  10. “EXIT” – this will exit the “diskpart” utility, but the command prompt will still remain opened. Do not close it because you will use it later on. Now your USB flash drive is seen as a partition, this will allow you to create the boot drive for the Windows 7 operating system also, mount your .ISO image to a virtual drive.
  11. “D: CD BOOT” (where “D” is the drive letter of your virtual drive where your .ISO file with Windows 7 is mounted)
  12. “CD BOOT”
  13. “BOOTSECT.EXE /NT60 X:” (where “X” is the letter of your USB flash drive)

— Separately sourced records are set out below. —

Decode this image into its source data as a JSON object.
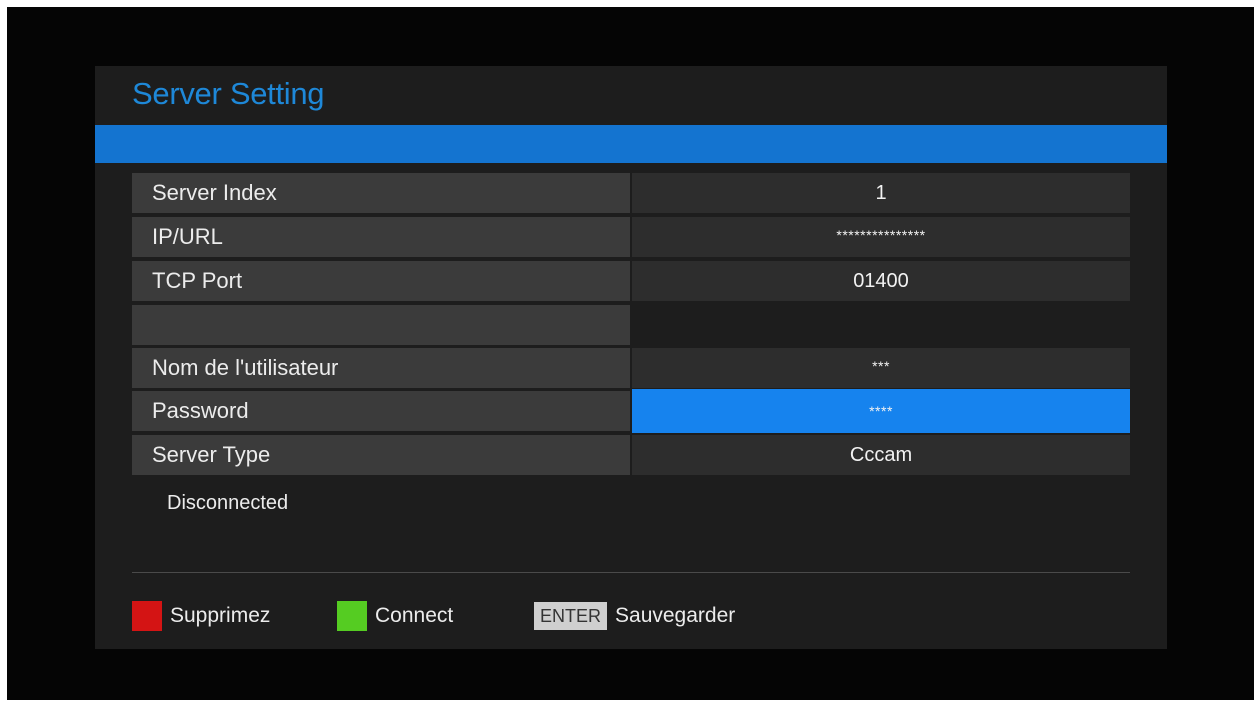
{
  "title": "Server Setting",
  "rows": [
    {
      "label": "Server Index",
      "value": "1"
    },
    {
      "label": "IP/URL",
      "value": "***************"
    },
    {
      "label": "TCP Port",
      "value": "01400"
    },
    {
      "label": "",
      "value": ""
    },
    {
      "label": "Nom de l'utilisateur",
      "value": "***"
    },
    {
      "label": "Password",
      "value": "****"
    },
    {
      "label": "Server Type",
      "value": "Cccam"
    }
  ],
  "status": "Disconnected",
  "legend": {
    "red_label": "Supprimez",
    "green_label": "Connect",
    "enter_key": "ENTER",
    "enter_label": "Sauvegarder"
  },
  "colors": {
    "title": "#1e88d8",
    "header_bar": "#1474d0",
    "selected": "#1683ee",
    "red_key": "#d41414",
    "green_key": "#55cc22"
  }
}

Copy all the files from the .ISO file to your USB flash drive and after the process is completed, you are done. Now, with your copy of Windows 7 ready to go, you can perform the normal installation. Select your USB drive as the boot source and install the operating system. It is quite a shame that Microsoft does not implement a feature that allows users to downgrade automatically to an older version of Windows. Especially now, when Windows 8 is so different from the older versions and it might not be to the liking of everyone.

 
Author

I often wonder, where is technology heading? What do all of these advances mean for us and for our future? I sometimes miss the days when I didn’t know how to use a floppy disk, or how a computer CPU works, but now, until I find an answer to my questions, I’ll keep tracking these advances and show everything I find to those who share my interests.

 
 
  • ashu1993

    nice article.

  • TheLegacyTrain

    “This tool can only be run on systems booted using a PC/AT BIOS. This system was booted using EFI or some other firmware type.”
    What does this mean?